> [WHAT TO PRODUCE] Go through the data below and return each line containing the word "Zwiebeln".

> [MATERIAL SHOWN]
- - - - - - -

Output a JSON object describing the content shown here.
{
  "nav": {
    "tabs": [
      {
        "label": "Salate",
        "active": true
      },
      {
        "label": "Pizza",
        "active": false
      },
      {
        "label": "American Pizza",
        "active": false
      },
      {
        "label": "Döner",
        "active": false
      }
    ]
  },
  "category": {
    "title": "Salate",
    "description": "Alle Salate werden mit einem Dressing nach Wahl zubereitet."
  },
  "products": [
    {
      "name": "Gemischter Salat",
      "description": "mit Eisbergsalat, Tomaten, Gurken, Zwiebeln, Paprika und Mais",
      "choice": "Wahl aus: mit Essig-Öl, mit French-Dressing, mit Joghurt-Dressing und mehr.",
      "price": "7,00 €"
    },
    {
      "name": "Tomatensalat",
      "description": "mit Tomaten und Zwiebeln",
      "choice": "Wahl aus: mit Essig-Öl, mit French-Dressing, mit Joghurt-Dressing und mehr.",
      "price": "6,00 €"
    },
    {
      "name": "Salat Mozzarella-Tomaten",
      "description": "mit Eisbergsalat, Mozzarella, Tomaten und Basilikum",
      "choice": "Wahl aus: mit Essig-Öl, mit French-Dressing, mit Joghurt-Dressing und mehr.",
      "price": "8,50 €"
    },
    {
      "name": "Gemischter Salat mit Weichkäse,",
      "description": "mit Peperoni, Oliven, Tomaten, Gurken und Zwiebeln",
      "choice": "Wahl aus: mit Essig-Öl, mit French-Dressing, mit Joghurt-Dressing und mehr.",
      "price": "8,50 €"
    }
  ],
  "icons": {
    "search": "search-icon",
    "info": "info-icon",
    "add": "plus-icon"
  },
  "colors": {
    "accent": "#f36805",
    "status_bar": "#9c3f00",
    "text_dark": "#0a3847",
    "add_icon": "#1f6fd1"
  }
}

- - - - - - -

> [FINISHED EXERCISE]
      "description": "mit Eisbergsalat, Tomaten, Gurken, Zwiebeln, Paprika und Mais",
      "description": "mit Tomaten und Zwiebeln",
      "description": "mit Peperoni, Oliven, Tomaten, Gurken und Zwiebeln",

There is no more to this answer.